How real estate sector can shake off pandemic blues
Wednesday, July 14th, 2021 00:00 | 2 mins read
Steve Umidha @UmidhaSteve
Kenya’s real estate market may not recover to the levels seen in the pre-coronavirus era, unless the government steps in with measures to boost growth.
Stakeholders now recommend that tax incentives be extended on certain raw materials if the sector is to shake off the pandemic blues.
Other than tax incentives, Architectural Association of Kenya (AAK) in its report further wants the promotion of local content policy to be prioritised to cushion local developers from the advanced impact of the pandemic.
“We recommend that there is need for more support to the construction and real estate sectors to help them recover from the adverse effects of the Covid-19 pandemic,” said Wilson Mugambi, the AAK president yesterday.
The association, he added, is of the view that government support to the broader built environment sector through tax incentives and promotion of local content policy will help encourage more investments.
Mugambi was speaking during the launch of the status of the built environment report for the period between January and June.
The construction industry is projected to grow by 4.5 per cent year-on-year this year as the sector recovers from the negative impact of the Covid-19 pandemic.
Industry insiders say more than a year since Covid-19 pandemic shut down and twisted so much of people’s lifestyles, things are still unpredictable.
“The outlook continues to be bleak for the housing market.
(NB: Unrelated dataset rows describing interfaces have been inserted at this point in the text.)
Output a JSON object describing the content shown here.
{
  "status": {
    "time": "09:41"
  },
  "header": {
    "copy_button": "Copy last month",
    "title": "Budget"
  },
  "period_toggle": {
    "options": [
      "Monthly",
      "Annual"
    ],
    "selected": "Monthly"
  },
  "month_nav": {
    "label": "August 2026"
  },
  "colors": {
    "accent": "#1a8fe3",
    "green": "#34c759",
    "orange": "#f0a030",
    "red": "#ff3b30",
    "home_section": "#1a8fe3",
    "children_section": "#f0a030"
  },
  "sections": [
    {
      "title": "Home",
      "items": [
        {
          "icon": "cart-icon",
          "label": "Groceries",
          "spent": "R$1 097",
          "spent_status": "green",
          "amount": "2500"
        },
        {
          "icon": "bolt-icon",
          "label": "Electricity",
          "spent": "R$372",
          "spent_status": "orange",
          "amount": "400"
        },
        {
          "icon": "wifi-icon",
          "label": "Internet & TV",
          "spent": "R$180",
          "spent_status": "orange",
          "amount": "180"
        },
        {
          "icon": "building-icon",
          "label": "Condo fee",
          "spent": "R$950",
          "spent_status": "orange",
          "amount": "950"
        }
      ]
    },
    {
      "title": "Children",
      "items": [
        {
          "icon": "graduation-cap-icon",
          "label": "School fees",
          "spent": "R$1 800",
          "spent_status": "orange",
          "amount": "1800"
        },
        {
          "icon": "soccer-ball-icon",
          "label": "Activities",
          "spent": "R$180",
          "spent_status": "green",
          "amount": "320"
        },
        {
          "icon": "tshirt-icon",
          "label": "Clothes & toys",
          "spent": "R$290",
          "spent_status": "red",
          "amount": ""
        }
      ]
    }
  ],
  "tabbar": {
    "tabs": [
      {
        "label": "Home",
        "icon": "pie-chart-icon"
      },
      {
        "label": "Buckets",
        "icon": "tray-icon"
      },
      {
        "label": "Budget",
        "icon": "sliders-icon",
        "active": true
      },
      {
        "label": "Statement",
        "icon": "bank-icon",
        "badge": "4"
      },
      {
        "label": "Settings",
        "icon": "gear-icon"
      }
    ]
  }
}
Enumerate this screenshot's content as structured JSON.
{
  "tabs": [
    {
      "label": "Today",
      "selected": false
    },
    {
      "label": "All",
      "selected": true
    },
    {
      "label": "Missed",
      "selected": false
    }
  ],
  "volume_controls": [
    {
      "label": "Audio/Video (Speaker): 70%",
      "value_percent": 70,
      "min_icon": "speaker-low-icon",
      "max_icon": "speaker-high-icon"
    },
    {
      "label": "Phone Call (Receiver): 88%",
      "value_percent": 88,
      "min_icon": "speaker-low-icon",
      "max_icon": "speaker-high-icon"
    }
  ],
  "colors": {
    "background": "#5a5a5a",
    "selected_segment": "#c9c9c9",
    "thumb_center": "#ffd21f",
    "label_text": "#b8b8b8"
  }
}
In fact, it looks like the perfect storm for a correction,” they add.
In the last six months for instance, the market has seen home prices overheating, with mortgage rates rising alarmingly.
The supply of homes for sale has been anemic and consumer confidence in the housing market has been falling since the first case was reported in March 2020. While pandemic-related mortgage bailouts are expiring.
The cost of steel prices for instance, has subsequently affected the country’s construction industry, which heavily relies on steel for such functions as installation of reinforcing bars, manufacturing of heating and cooling equipment as well as internal fixture and fittings.
“The rise in cost of steel in Kenya has been attributed to the stringent Covid-19 restrictions measures undertaken for the better part of 2020 with manufacturers being forced to shut down operations,” the new report reads in part.
Prices of construction metals have increased by up to 25 per cent in Kenya with a kilogramme currently selling at Sh125 up from Sh85 in December 2020.
As a result of the rising costs, local manufacturers of steel products have increased prices of goods ranging from construction bars to galvanised sheets and steel tanks to reflect soaring metal prices in the global market.
“Our recommendations based on the report and the state of the industry is that priority needs to be given to local professionals, manufacturers and builders with a focus on building capacity and resilience in the industry,” recommends the report.